Your task: Return every entry below without altering a word.

Input records:
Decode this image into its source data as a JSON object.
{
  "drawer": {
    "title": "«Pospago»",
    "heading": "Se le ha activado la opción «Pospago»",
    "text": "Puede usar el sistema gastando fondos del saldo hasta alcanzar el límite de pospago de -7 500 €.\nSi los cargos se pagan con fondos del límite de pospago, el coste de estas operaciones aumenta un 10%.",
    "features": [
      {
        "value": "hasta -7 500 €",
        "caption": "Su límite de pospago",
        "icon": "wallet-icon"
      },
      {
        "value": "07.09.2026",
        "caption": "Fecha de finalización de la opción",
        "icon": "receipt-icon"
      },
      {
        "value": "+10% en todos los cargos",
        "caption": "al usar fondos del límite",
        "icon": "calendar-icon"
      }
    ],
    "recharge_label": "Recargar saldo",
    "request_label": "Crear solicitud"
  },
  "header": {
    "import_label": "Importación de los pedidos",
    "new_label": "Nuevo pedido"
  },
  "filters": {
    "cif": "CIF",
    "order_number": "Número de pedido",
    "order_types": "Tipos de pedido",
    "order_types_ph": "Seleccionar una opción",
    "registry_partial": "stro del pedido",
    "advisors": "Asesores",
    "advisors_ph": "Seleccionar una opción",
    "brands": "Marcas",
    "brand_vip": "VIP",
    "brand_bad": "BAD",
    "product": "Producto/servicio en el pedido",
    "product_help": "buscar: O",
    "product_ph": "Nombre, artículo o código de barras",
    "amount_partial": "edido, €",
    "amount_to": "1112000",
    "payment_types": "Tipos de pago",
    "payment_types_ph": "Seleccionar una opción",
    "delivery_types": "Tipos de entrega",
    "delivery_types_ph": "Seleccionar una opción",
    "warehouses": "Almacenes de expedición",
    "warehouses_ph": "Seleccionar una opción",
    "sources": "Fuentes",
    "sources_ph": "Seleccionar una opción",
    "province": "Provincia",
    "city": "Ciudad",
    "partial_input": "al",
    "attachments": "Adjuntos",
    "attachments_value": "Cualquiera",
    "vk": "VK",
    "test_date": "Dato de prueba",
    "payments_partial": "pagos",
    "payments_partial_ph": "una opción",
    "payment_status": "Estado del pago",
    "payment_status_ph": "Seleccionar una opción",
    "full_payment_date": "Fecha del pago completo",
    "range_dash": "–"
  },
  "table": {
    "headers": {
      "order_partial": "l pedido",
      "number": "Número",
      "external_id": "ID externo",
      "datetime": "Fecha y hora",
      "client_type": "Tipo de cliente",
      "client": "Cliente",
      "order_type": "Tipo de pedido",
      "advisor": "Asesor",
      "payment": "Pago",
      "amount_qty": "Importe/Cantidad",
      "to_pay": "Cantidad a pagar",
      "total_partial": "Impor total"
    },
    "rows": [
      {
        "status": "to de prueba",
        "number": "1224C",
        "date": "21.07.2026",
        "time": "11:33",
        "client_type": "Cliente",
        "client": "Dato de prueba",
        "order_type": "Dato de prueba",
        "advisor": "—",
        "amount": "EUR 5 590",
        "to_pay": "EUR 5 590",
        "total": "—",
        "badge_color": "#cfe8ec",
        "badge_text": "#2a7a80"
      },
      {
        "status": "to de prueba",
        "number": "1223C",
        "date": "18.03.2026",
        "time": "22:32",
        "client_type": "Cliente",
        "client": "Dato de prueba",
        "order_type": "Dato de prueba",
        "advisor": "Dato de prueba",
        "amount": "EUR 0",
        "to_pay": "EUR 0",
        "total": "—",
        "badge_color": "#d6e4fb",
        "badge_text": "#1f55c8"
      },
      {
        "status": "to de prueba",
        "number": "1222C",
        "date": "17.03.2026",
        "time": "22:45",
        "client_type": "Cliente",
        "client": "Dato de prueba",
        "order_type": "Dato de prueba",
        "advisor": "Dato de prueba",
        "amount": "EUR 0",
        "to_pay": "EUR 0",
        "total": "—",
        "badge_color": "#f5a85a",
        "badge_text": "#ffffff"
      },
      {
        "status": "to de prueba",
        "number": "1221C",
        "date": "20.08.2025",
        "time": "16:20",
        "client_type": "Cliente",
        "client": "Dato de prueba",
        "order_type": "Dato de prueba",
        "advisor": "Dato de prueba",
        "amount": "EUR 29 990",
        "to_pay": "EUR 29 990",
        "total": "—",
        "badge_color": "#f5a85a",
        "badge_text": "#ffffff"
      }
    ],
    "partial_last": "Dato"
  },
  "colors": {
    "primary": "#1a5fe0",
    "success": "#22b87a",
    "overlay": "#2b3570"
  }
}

Task output:
Decode this image into its source data as a JSON object.
{
  "drawer": {
    "title": "«Pospago»",
    "heading": "Se le ha activado la opción «Pospago»",
    "text": "Puede usar el sistema gastando fondos del saldo hasta alcanzar el límite de pospago de -7 500 €.\nSi los cargos se pagan con fondos del límite de pospago, el coste de estas operaciones aumenta un 10%.",
    "features": [
      {
        "value": "hasta -7 500 €",
        "caption": "Su límite de pospago",
        "icon": "wallet-icon"
      },
      {
        "value": "07.09.2026",
        "caption": "Fecha de finalización de la opción",
        "icon": "receipt-icon"
      },
      {
        "value": "+10% en todos los cargos",
        "caption": "al usar fondos del límite",
        "icon": "calendar-icon"
      }
    ],
    "recharge_label": "Recargar saldo",
    "request_label": "Crear solicitud"
  },
  "header": {
    "import_label": "Importación de los pedidos",
    "new_label": "Nuevo pedido"
  },
  "filters": {
    "cif": "CIF",
    "order_number": "Número de pedido",
    "order_types": "Tipos de pedido",
    "order_types_ph": "Seleccionar una opción",
    "registry_partial": "stro del pedido",
    "advisors": "Asesores",
    "advisors_ph": "Seleccionar una opción",
    "brands": "Marcas",
    "brand_vip": "VIP",
    "brand_bad": "BAD",
    "product": "Producto/servicio en el pedido",
    "product_help": "buscar: O",
    "product_ph": "Nombre, artículo o código de barras",
    "amount_partial": "edido, €",
    "amount_to": "1112000",
    "payment_types": "Tipos de pago",
    "payment_types_ph": "Seleccionar una opción",
    "delivery_types": "Tipos de entrega",
    "delivery_types_ph": "Seleccionar una opción",
    "warehouses": "Almacenes de expedición",
    "warehouses_ph": "Seleccionar una opción",
    "sources": "Fuentes",
    "sources_ph": "Seleccionar una opción",
    "province": "Provincia",
    "city": "Ciudad",
    "partial_input": "al",
    "attachments": "Adjuntos",
    "attachments_value": "Cualquiera",
    "vk": "VK",
    "test_date": "Dato de prueba",
    "payments_partial": "pagos",
    "payments_partial_ph": "una opción",
    "payment_status": "Estado del pago",
    "payment_status_ph": "Seleccionar una opción",
    "full_payment_date": "Fecha del pago completo",
    "range_dash": "–"
  },
  "table": {
    "headers": {
      "order_partial": "l pedido",
      "number": "Número",
      "external_id": "ID externo",
      "datetime": "Fecha y hora",
      "client_type": "Tipo de cliente",
      "client": "Cliente",
      "order_type": "Tipo de pedido",
      "advisor": "Asesor",
      "payment": "Pago",
      "amount_qty": "Importe/Cantidad",
      "to_pay": "Cantidad a pagar",
      "total_partial": "Impor total"
    },
    "rows": [
      {
        "status": "to de prueba",
        "number": "1224C",
        "date": "21.07.2026",
        "time": "11:33",
        "client_type": "Cliente",
        "client": "Dato de prueba",
        "order_type": "Dato de prueba",
        "advisor": "—",
        "amount": "EUR 5 590",
        "to_pay": "EUR 5 590",
        "total": "—",
        "badge_color": "#cfe8ec",
        "badge_text": "#2a7a80"
      },
      {
        "status": "to de prueba",
        "number": "1223C",
        "date": "18.03.2026",
        "time": "22:32",
        "client_type": "Cliente",
        "client": "Dato de prueba",
        "order_type": "Dato de prueba",
        "advisor": "Dato de prueba",
        "amount": "EUR 0",
        "to_pay": "EUR 0",
        "total": "—",
        "badge_color": "#d6e4fb",
        "badge_text": "#1f55c8"
      },
      {
        "status": "to de prueba",
        "number": "1222C",
        "date": "17.03.2026",
        "time": "22:45",
        "client_type": "Cliente",
        "client": "Dato de prueba",
        "order_type": "Dato de prueba",
        "advisor": "Dato de prueba",
        "amount": "EUR 0",
        "to_pay": "EUR 0",
        "total": "—",
        "badge_color": "#f5a85a",
        "badge_text": "#ffffff"
      },
      {
        "status": "to de prueba",
        "number": "1221C",
        "date": "20.08.2025",
        "time": "16:20",
        "client_type": "Cliente",
        "client": "Dato de prueba",
        "order_type": "Dato de prueba",
        "advisor": "Dato de prueba",
        "amount": "EUR 29 990",
        "to_pay": "EUR 29 990",
        "total": "—",
        "badge_color": "#f5a85a",
        "badge_text": "#ffffff"
      }
    ],
    "partial_last": "Dato"
  },
  "colors": {
    "primary": "#1a5fe0",
    "success": "#22b87a",
    "overlay": "#2b3570"
  }
}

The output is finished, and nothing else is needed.